An ad hoc committee of legislative leaders met twice last year with Nicole Kaeding, an economist with the Tax Foundation, to discuss policy.
Geoff Pender, Clarion-Ledger political editor, wrote that House Speaker Phillip Gunn and Lt. Gov. Tate Reeves, president of the Senate, said Kaeding “validated tax decisions made by the GOP legislative leadership over the past five years – including more than 40 corporate tax cuts.”
“The state . . . has been in a financial crunch, with the governor and lawmakers having to slash budgets because of revenue shortfall,” Pender wrote, “but Republican leaders say the economy, not their tax cuts, [is] to blame.”
The state Bond Commission passed rules last year to ensure that state-backed general obligation bonds are for long-term projects that would not be found in a pork barrel.
State Treasurer Lynn Fitch, a member of the commission, put the per capita state debt at $1,700 last year. The foundation’s Facts and Figures report put Mississippi at $2,742 in fiscal 2012, 35th in state debt per capita for fiscal 2014.
Taking on debt is being pursued – but without adding to general taxation.
The proposed revenue source for the roads and bridges overhaul would be the sale of bonds, but interest to investors would be paid from a new sales tax on Internet transaction by firms with no physical presence in the state.
Reeves, a Republican, blocked a proposed mandate for that in the current session of the Legislature, arguing that it would run afoul of a 1992 U.S. Supreme Court ruling.
Yet last week, Gunn, also a Republican, penned Senate Bill 2939, which would provide revenue from voluntary taxes paid by Internet-based retailers doing business in the state. The proposal would provide $50 million in bond revenue, divided equally between cities and counties.
A common figure cited for those infrastructural needs is $375 million a year, according to a study commissioned by the Mississippi Economic Council, the state chamber of commerce.

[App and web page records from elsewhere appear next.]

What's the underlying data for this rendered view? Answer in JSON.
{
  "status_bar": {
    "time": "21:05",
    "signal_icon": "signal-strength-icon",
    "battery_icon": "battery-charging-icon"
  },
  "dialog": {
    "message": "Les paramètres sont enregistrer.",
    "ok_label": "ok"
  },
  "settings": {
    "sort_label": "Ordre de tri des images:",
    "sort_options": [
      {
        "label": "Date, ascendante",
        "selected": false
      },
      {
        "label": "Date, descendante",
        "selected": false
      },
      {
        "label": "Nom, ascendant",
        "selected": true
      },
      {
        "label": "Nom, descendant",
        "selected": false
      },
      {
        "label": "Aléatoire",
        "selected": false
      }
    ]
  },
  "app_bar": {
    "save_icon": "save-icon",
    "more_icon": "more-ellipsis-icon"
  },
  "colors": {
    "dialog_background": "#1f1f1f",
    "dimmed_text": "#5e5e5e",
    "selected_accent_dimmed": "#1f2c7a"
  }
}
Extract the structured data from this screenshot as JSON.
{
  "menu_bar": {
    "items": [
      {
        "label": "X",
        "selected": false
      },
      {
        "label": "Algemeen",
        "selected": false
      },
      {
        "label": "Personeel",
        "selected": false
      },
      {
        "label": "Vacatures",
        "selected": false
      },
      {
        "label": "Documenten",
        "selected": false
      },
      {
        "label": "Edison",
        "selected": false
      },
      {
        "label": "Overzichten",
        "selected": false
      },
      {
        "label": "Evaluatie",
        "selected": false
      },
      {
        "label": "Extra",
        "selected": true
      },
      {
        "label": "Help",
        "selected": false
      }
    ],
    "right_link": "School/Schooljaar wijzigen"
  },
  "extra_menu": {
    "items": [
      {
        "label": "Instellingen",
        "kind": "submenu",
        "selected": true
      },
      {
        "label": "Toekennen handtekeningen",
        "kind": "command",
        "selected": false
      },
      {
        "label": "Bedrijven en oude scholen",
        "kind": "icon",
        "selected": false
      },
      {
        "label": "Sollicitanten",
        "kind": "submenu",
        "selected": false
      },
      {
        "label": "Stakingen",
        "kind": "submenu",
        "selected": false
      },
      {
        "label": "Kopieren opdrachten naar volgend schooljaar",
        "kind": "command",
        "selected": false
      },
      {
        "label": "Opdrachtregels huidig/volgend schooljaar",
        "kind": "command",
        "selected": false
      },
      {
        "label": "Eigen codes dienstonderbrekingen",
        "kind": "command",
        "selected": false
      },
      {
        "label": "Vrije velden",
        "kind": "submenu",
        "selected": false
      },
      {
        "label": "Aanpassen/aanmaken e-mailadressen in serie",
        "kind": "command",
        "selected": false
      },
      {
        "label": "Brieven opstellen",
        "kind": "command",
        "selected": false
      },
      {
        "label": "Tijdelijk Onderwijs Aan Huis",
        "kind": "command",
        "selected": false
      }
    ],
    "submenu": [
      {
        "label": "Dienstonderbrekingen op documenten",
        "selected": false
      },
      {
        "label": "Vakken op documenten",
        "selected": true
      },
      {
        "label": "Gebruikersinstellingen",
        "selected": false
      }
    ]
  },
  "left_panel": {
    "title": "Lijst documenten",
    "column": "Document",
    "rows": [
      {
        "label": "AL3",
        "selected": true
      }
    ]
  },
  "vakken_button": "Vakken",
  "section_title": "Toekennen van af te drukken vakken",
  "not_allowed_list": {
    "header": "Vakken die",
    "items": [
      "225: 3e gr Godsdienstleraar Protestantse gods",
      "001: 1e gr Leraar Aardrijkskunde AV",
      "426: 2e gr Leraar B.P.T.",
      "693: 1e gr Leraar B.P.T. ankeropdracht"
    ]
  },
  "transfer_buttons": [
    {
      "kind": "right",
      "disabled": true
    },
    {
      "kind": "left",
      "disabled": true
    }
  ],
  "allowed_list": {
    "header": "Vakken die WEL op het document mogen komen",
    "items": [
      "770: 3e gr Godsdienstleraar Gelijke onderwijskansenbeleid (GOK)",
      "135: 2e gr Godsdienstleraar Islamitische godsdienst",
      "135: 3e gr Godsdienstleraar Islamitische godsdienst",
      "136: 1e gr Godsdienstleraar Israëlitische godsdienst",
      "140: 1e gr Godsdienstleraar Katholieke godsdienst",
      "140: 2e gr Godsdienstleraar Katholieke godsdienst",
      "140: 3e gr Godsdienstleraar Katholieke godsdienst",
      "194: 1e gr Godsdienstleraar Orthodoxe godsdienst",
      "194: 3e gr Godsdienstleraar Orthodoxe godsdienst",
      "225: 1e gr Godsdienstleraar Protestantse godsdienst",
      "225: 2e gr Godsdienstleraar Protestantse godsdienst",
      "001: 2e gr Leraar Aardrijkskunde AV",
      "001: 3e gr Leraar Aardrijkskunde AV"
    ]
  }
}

That legislation, which passed the House easily, will likely go to a conference committee to work out any differences. It was pending at publication time.
Increasing the tax on motor fuel – which has not been raised from its 18.8 cents per gallon since 1987, when the Legislature approved it and 1,700 miles of four-lane highway were built – has been suggested.
Mississippi ranks 46th. Pennsylvania’s is the highest at 58.2 cents as of Jan. 1, 2017.
Meantime, construction costs in Mississippi have risen several hundred percent in the past 30 years.